WHAT THE EXERCISE ASKS: Reply only with how many lines in these entries hold the string "Listesi".

(Page and application data records)

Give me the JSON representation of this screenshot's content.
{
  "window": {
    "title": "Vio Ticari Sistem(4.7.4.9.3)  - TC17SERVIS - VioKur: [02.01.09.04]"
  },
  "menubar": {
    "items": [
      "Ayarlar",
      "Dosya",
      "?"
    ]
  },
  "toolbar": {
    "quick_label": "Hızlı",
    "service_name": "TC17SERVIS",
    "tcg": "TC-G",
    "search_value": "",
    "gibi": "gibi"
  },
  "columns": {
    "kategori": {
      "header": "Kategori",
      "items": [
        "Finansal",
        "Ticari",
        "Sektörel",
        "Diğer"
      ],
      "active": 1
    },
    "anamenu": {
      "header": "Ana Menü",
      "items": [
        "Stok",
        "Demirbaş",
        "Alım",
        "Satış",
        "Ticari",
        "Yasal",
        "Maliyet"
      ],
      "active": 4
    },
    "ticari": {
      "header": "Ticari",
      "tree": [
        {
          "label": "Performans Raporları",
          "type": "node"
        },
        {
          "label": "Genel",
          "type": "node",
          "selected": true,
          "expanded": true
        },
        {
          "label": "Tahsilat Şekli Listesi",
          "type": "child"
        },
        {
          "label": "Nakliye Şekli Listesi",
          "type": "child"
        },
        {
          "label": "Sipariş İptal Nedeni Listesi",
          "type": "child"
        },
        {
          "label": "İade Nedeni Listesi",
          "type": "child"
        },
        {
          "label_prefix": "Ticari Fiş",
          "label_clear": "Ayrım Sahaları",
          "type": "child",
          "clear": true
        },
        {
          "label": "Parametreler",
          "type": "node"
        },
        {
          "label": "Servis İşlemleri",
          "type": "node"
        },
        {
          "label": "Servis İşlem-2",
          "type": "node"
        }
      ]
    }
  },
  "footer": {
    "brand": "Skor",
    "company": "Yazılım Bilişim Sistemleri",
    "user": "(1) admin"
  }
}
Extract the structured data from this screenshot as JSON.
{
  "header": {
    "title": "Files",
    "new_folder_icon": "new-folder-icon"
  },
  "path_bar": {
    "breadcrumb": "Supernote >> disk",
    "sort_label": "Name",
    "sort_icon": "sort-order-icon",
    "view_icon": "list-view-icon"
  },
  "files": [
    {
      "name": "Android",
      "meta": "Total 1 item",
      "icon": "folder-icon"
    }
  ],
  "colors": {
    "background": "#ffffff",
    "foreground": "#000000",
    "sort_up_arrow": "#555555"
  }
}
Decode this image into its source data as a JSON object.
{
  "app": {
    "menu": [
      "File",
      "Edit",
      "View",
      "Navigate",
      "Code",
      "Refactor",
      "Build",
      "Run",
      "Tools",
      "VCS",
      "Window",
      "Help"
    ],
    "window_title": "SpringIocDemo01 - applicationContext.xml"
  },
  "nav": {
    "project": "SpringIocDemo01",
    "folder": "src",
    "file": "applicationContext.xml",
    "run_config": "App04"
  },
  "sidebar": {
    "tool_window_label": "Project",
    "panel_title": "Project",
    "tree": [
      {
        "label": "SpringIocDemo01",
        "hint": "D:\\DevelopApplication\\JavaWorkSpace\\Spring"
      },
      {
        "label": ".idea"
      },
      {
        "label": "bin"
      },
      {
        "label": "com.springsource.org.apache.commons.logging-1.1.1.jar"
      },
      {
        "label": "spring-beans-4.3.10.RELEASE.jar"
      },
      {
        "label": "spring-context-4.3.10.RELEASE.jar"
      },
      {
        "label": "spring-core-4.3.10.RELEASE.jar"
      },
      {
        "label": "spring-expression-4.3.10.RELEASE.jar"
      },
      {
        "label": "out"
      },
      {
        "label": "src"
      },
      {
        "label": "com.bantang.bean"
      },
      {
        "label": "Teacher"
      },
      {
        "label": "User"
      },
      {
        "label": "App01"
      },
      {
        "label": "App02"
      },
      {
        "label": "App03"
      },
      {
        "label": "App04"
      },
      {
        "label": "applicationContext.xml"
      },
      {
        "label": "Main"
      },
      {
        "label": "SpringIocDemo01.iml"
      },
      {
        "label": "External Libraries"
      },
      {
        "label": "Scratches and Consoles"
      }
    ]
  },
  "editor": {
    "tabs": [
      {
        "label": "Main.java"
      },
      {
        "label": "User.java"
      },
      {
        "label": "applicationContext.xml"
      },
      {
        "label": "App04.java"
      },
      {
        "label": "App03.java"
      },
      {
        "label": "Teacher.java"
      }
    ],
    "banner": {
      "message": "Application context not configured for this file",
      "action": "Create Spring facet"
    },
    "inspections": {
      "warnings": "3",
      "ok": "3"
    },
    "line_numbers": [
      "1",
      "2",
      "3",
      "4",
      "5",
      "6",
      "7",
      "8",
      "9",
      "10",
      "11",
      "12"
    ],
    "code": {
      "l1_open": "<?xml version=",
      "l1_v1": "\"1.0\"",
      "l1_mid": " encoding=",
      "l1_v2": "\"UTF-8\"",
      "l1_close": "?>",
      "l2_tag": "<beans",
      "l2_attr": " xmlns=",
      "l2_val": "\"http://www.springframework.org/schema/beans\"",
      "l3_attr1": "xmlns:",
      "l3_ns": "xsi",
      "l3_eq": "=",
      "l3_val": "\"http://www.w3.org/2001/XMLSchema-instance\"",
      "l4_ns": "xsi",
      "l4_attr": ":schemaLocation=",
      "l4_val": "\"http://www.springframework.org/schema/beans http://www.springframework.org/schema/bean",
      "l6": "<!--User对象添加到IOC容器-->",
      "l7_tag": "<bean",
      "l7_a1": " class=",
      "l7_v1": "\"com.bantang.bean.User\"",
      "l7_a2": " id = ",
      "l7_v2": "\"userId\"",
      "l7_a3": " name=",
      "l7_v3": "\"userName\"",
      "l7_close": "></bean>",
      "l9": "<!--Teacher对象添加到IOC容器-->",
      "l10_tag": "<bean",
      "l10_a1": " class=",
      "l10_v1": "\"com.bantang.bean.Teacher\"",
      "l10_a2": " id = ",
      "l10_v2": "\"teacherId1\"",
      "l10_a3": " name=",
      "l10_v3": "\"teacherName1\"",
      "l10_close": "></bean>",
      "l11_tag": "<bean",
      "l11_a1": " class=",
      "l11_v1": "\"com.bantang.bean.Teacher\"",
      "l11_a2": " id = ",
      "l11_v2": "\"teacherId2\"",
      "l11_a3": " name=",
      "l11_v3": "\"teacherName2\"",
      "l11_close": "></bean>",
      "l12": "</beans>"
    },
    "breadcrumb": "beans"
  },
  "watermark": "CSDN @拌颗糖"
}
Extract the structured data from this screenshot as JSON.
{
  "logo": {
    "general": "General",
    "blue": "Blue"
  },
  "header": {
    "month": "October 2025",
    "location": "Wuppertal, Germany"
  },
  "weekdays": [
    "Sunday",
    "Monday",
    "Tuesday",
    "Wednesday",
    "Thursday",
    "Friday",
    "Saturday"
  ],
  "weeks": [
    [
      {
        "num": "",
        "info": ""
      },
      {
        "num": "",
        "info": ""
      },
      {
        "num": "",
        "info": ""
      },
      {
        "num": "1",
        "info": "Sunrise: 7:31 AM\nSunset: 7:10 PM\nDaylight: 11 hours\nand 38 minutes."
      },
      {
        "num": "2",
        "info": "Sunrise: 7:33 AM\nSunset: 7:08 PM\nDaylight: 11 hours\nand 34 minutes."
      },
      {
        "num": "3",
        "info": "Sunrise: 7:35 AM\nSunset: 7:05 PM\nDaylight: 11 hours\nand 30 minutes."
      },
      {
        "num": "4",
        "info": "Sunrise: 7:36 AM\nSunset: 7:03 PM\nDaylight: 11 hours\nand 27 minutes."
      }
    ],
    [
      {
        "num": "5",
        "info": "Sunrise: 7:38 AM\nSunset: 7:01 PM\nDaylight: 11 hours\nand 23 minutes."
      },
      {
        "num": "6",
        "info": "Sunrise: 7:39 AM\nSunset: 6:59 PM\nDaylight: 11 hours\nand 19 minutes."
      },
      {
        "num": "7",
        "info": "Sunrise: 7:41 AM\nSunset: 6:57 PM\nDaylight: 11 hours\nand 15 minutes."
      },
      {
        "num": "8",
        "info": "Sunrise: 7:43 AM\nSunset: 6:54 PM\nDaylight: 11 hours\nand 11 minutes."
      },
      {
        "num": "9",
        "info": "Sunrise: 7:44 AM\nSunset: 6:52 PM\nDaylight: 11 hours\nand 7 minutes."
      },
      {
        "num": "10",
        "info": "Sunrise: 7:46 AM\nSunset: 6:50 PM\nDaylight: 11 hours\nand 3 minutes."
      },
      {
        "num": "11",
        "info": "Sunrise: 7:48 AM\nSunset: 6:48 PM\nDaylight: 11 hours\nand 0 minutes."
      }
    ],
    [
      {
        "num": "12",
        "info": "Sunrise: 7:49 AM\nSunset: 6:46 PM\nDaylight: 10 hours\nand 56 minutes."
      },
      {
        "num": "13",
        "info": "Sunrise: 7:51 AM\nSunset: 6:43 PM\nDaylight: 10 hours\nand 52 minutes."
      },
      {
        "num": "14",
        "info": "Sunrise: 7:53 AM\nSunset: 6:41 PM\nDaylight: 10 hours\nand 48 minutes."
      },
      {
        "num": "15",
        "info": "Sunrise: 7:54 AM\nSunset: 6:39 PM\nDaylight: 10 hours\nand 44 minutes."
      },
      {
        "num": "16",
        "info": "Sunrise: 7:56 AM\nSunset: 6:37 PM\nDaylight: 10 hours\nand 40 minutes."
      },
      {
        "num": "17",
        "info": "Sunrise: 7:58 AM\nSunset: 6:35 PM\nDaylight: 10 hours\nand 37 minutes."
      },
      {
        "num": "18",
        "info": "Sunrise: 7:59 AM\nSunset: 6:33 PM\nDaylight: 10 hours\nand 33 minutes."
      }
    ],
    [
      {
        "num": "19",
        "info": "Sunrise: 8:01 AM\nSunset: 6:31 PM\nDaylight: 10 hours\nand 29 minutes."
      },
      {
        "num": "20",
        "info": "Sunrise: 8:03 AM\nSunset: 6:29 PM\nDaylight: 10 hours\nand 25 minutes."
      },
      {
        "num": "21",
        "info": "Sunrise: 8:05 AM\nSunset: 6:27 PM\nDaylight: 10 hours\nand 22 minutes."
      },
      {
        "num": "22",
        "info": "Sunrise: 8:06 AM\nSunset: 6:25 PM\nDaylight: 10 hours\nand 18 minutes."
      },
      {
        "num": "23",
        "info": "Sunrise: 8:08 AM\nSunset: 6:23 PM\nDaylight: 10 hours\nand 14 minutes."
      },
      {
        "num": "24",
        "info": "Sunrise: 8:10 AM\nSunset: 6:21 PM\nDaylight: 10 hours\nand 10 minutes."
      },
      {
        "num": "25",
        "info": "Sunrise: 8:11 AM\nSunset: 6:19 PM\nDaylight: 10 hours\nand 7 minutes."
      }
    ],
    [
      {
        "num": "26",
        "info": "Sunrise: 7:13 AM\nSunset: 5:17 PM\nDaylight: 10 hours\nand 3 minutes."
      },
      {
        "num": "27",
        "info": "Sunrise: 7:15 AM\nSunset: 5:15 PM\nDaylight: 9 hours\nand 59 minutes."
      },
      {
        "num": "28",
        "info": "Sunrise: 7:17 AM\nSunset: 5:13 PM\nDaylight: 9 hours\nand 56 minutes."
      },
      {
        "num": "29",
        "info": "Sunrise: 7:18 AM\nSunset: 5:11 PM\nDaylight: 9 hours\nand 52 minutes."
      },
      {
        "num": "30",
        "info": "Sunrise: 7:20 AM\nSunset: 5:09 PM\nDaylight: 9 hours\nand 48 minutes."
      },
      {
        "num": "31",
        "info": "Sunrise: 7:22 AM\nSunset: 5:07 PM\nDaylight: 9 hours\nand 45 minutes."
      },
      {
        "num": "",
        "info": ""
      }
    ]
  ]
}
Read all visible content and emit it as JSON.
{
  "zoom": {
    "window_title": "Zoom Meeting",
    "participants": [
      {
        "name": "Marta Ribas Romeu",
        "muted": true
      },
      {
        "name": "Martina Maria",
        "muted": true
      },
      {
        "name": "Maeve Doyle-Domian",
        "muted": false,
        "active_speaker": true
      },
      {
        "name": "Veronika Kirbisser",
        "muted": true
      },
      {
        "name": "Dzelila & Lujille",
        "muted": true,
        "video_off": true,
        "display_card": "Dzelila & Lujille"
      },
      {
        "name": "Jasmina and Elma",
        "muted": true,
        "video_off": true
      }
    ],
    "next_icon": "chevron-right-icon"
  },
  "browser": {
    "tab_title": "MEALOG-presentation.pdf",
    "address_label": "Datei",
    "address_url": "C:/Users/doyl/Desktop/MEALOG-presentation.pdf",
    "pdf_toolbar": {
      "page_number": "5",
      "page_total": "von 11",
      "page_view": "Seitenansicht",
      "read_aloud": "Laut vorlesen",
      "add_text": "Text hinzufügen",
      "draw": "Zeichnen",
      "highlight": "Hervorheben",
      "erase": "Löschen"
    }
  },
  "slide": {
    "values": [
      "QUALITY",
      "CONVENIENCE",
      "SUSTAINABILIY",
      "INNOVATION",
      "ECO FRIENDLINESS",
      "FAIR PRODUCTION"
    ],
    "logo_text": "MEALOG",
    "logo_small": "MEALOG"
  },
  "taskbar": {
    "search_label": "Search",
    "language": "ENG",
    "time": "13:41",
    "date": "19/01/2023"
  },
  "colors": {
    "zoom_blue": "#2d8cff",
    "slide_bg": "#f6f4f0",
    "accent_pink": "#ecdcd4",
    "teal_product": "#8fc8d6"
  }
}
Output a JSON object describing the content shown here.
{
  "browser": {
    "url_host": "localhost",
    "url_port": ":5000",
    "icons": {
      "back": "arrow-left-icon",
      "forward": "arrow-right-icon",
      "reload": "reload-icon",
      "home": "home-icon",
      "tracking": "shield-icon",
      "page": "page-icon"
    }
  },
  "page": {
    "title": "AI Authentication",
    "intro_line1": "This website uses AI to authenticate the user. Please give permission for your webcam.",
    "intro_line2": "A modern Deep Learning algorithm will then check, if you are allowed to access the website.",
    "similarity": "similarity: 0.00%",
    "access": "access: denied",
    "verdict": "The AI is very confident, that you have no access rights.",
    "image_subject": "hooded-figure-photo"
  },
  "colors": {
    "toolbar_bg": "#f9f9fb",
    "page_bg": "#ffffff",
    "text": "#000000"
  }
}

EXPECTED ANSWER: 4